No-till or zero tillage agriculture is part of the practice of conservation agriculture.
It is a way of growing annual crops (from year to year) without disturbing the soil unlike traditional forms of agriculture that use tillage.
Tillage is the use of ploughs and other implements to prepare the soil for planting. Tilling the soil removes weeds and shapes the soil into rows for crop plants.
However, there are some undesirable effects of tillage. These are listed below:
- Soil compaction
- Disruption of soil microbes
- Loss of organic matter
- Soil erosion where the topsoil is washed or blown away
- Increased evaporation of water
These are negated when a no-till farming is used.
No-till has advantages as listed below:
- Reduced labour costs
- Reduced fuels costs
- Reduced machinery costs
- Reduced irrigation
- Increased yields due to higher water infiltration and storage capacity
- Less erosion
- Improvement in soil quality
- No tillage pan means roots can grow deeper
- Smaller, lighter tractors can be used which reduced compaction
There are some disadvantages with no-till farming though.
- If no-till is done incorrectly, crop yields will be reduced
- Increased use of herbicide needed to kill the weeds that ploughing would have removed
- Remaining crop residue can increase disease lying in the field
- Gullies that form increase each year without ploughing

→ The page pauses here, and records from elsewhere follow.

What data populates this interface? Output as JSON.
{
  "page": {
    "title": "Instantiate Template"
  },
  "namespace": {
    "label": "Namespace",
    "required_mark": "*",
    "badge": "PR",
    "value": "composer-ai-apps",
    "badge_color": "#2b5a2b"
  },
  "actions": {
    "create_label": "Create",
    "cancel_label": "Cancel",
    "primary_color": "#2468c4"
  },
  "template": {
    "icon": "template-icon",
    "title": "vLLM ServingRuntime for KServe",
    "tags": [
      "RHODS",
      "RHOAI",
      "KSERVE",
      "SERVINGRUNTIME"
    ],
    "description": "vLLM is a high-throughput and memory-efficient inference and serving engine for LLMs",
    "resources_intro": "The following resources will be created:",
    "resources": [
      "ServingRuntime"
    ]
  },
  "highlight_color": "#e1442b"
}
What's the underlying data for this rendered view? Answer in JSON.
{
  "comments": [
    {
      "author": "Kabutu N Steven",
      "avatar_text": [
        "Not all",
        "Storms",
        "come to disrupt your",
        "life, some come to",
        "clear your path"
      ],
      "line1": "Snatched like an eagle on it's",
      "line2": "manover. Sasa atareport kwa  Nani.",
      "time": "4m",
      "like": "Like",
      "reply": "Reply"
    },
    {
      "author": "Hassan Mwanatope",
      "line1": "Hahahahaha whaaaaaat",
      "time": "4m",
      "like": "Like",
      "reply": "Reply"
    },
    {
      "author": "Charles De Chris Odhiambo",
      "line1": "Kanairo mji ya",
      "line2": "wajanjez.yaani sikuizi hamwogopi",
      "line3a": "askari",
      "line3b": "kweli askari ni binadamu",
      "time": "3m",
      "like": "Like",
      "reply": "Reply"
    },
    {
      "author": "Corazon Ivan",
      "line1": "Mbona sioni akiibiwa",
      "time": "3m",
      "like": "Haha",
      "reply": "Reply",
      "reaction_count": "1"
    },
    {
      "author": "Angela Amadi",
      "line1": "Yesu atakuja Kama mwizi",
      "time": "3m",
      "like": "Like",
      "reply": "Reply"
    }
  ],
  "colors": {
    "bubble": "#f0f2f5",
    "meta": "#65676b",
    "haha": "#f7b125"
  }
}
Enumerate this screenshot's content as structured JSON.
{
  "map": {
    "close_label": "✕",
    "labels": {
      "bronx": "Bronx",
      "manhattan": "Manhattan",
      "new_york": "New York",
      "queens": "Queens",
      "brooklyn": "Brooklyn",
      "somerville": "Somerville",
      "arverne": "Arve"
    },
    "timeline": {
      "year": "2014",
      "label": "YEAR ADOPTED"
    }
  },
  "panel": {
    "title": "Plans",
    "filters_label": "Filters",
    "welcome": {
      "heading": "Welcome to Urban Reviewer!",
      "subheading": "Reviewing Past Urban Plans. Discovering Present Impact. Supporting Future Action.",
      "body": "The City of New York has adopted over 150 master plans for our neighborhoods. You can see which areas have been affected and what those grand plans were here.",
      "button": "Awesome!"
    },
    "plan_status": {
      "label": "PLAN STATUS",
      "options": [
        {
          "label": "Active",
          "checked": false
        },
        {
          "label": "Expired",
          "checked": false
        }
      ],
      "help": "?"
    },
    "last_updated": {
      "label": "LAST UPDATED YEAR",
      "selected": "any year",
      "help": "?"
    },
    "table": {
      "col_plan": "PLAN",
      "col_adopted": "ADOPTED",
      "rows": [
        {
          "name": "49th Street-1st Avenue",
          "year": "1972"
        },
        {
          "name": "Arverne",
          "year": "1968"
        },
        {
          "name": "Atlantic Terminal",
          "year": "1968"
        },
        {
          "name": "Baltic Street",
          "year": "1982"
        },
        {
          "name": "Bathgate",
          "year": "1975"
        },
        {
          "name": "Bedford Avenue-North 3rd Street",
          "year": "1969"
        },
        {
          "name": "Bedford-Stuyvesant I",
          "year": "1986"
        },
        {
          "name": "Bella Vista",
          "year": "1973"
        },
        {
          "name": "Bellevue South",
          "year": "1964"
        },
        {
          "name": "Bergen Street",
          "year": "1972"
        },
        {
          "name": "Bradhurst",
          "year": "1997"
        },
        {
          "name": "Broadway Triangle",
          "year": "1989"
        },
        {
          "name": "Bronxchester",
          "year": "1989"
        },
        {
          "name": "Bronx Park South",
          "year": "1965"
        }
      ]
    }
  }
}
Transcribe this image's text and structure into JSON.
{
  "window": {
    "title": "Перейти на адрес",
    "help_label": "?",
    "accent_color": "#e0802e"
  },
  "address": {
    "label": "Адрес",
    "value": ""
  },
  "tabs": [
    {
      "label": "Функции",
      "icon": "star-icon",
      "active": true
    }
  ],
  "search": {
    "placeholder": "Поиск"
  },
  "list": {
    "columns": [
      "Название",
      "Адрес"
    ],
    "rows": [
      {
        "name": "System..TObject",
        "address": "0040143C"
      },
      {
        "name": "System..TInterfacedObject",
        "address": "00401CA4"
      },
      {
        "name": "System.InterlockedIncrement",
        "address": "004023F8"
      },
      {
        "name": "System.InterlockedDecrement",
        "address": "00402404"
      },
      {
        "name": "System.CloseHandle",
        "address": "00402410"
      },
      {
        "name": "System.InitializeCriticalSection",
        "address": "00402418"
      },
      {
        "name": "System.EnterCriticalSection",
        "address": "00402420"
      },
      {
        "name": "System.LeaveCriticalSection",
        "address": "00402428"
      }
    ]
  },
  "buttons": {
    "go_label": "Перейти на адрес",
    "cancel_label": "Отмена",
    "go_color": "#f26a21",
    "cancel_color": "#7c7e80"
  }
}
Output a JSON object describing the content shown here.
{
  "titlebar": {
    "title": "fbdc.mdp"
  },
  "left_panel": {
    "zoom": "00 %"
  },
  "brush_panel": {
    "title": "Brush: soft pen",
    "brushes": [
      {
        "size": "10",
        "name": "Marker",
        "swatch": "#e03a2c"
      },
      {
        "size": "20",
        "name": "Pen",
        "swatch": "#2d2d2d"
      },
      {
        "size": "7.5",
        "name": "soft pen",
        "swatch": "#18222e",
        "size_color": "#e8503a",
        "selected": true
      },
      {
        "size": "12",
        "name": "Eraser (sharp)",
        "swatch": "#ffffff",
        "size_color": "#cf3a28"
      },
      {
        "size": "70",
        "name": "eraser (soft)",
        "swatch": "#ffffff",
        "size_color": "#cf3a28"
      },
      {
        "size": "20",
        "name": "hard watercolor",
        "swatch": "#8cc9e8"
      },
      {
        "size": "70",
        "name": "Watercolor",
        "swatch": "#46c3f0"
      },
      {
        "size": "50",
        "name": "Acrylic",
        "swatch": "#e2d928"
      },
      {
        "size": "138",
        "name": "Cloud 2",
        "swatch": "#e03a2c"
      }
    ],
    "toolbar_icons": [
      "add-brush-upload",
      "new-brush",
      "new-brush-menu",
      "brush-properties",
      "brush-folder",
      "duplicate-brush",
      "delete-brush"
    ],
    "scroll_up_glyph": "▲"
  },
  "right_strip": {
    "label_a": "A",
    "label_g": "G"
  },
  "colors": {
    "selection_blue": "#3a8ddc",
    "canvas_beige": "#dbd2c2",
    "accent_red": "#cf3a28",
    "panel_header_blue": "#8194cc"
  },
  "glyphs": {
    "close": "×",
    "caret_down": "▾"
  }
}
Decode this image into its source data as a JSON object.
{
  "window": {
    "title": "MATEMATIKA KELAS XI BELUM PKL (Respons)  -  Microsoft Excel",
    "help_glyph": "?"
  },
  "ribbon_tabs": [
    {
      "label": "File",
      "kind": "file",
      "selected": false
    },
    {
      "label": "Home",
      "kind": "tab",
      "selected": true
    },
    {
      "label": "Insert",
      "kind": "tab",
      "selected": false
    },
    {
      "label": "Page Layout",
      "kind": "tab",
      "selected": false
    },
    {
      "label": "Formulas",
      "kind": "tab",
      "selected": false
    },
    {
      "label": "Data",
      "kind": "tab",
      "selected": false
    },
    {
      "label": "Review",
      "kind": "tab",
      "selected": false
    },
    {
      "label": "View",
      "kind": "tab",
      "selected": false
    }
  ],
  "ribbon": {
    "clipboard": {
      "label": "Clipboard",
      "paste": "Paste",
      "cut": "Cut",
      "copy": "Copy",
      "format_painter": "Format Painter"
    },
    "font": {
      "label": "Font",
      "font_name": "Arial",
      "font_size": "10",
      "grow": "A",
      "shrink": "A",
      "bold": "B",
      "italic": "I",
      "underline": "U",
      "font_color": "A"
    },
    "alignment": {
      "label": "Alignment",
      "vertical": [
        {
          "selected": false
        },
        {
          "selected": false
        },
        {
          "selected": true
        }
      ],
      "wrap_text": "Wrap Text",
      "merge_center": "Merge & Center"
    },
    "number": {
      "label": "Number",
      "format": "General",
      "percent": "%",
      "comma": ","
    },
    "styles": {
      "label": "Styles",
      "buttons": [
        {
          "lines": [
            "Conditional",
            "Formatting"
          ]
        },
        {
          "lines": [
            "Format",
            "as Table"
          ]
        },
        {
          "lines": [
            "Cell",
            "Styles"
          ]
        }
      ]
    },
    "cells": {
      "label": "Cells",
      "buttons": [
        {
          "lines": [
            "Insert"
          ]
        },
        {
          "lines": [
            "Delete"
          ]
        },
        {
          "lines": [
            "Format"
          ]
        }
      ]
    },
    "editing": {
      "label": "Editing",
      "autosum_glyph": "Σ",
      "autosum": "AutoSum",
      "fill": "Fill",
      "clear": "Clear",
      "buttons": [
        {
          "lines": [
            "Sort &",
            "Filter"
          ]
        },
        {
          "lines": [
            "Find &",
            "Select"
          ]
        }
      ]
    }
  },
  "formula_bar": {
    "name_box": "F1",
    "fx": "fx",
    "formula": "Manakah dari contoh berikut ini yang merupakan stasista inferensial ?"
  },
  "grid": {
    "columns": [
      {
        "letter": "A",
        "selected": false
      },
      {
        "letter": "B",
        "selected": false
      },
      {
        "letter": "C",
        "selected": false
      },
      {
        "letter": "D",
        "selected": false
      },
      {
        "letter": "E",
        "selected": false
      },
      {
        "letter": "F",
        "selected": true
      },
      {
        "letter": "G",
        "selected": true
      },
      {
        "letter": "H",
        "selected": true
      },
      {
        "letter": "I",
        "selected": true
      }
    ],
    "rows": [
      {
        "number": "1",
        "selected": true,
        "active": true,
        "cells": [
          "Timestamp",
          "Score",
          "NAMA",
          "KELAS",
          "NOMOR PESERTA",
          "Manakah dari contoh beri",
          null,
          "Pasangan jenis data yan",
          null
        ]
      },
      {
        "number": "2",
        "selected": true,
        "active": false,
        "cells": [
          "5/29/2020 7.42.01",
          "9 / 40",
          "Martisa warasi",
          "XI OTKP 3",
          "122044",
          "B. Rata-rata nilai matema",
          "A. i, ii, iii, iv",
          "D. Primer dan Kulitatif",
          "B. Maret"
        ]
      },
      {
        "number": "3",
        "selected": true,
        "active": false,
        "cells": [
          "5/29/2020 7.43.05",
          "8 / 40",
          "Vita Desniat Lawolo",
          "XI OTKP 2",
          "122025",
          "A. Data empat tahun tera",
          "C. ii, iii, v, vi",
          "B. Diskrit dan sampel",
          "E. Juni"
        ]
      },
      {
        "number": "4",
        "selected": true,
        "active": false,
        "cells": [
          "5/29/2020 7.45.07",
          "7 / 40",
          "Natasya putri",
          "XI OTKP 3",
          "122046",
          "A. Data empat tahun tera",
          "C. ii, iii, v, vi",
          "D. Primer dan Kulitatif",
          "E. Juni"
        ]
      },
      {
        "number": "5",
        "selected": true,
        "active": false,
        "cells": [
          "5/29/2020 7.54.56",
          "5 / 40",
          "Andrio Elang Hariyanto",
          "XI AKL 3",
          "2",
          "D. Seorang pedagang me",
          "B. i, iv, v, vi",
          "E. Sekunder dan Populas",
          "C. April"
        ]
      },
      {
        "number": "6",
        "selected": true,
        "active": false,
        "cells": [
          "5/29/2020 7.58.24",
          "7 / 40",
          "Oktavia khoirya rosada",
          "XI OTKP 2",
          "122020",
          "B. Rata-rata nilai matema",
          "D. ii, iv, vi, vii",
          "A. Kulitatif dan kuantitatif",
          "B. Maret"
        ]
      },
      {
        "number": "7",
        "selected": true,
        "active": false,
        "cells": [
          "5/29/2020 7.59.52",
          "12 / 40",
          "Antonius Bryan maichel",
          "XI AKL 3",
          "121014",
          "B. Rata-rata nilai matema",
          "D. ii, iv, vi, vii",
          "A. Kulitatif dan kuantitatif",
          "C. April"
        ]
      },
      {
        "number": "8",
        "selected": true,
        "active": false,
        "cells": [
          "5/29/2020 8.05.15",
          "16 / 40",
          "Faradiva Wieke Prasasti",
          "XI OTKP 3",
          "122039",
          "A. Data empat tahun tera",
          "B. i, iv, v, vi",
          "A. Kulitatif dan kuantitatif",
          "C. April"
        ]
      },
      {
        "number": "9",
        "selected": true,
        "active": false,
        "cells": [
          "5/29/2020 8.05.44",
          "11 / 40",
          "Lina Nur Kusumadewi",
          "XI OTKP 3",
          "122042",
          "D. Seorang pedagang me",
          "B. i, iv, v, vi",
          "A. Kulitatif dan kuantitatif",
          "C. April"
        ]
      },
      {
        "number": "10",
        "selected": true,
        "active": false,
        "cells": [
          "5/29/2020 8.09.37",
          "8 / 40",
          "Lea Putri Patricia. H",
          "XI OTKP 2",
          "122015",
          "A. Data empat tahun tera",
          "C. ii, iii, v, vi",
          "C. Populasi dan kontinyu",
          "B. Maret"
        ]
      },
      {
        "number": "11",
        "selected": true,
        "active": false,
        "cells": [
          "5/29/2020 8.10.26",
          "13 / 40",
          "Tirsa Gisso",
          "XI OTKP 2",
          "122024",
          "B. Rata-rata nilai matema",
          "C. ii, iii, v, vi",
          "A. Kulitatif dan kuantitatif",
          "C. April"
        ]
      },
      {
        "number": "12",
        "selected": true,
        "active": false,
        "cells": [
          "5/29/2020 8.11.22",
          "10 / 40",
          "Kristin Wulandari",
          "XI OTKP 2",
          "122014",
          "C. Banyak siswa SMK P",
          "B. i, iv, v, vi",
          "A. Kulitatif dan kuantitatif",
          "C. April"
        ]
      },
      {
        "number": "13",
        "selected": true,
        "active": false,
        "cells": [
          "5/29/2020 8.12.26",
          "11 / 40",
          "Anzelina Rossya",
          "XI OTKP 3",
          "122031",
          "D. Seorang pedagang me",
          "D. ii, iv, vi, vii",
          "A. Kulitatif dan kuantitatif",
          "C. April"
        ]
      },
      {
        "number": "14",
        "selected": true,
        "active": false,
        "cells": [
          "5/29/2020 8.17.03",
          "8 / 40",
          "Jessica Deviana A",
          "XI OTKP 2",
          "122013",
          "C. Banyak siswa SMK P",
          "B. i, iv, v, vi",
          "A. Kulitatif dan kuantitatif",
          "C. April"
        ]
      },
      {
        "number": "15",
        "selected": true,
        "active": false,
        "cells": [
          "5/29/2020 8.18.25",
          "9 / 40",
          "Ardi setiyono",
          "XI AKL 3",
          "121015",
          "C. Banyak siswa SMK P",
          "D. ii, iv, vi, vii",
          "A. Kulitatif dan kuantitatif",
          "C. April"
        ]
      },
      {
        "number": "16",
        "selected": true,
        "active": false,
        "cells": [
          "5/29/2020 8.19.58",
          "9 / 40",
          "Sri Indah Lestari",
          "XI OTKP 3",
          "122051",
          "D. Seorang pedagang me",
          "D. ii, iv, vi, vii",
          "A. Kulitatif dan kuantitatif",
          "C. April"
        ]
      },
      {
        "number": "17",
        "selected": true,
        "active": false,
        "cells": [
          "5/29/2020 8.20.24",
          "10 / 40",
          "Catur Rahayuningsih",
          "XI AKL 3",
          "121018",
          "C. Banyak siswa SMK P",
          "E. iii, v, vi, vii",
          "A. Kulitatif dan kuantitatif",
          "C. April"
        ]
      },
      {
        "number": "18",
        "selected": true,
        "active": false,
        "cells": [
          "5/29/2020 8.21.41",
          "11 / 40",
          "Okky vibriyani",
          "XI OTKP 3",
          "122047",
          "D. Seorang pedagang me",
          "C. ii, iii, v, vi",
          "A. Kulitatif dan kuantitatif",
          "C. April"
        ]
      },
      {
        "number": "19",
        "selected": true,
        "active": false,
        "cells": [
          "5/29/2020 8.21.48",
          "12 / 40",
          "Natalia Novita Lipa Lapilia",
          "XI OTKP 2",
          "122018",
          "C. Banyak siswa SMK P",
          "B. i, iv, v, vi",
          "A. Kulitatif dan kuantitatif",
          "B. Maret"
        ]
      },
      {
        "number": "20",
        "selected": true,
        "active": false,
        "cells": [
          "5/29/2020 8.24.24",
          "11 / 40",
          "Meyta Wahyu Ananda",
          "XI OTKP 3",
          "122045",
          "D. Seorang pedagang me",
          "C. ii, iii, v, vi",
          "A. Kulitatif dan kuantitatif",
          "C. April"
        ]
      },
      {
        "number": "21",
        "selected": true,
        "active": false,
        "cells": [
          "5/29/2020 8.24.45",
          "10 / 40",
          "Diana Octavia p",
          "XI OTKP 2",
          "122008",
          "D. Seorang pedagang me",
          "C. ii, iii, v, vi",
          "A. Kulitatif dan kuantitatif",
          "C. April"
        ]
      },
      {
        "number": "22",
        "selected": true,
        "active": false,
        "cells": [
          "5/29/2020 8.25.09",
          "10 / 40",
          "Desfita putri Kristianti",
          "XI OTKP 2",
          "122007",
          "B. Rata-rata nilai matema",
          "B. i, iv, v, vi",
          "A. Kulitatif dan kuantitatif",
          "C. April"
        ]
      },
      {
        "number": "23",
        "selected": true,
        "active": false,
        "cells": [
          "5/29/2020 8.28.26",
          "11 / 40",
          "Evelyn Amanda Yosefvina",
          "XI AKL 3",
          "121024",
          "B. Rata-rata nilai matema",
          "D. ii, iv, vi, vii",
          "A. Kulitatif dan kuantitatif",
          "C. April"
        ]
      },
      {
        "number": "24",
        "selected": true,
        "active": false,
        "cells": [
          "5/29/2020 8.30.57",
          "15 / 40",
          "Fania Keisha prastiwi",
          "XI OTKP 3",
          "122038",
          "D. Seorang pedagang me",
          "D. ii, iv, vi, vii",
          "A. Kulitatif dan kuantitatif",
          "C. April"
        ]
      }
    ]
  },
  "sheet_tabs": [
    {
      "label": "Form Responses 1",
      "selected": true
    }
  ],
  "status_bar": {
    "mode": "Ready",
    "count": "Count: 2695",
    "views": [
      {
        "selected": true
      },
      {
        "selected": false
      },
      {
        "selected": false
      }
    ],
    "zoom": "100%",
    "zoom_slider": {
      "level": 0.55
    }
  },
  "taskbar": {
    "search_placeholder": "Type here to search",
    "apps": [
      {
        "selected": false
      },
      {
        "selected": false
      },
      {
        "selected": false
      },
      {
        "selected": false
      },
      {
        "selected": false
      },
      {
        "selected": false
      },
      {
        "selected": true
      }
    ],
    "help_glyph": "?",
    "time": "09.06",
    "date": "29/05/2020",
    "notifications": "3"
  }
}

- Specialist equipment and knowledge is needed for no-till
- Residue build up of old crop can occur if the field is incorrectly prepared
- Yields reduce in the transition time from conventional tillage to no-till
- Transition time to no till is 4-5 years
No-till farming most closely mimics the natural soil conditions compared to other methods of farming. The soil is left undisturbed apart from where the seeds are placed which preserves the soil. Soil conservation is vital for its ability to grow food for an ever expanding population.
Written by Fiona Johnson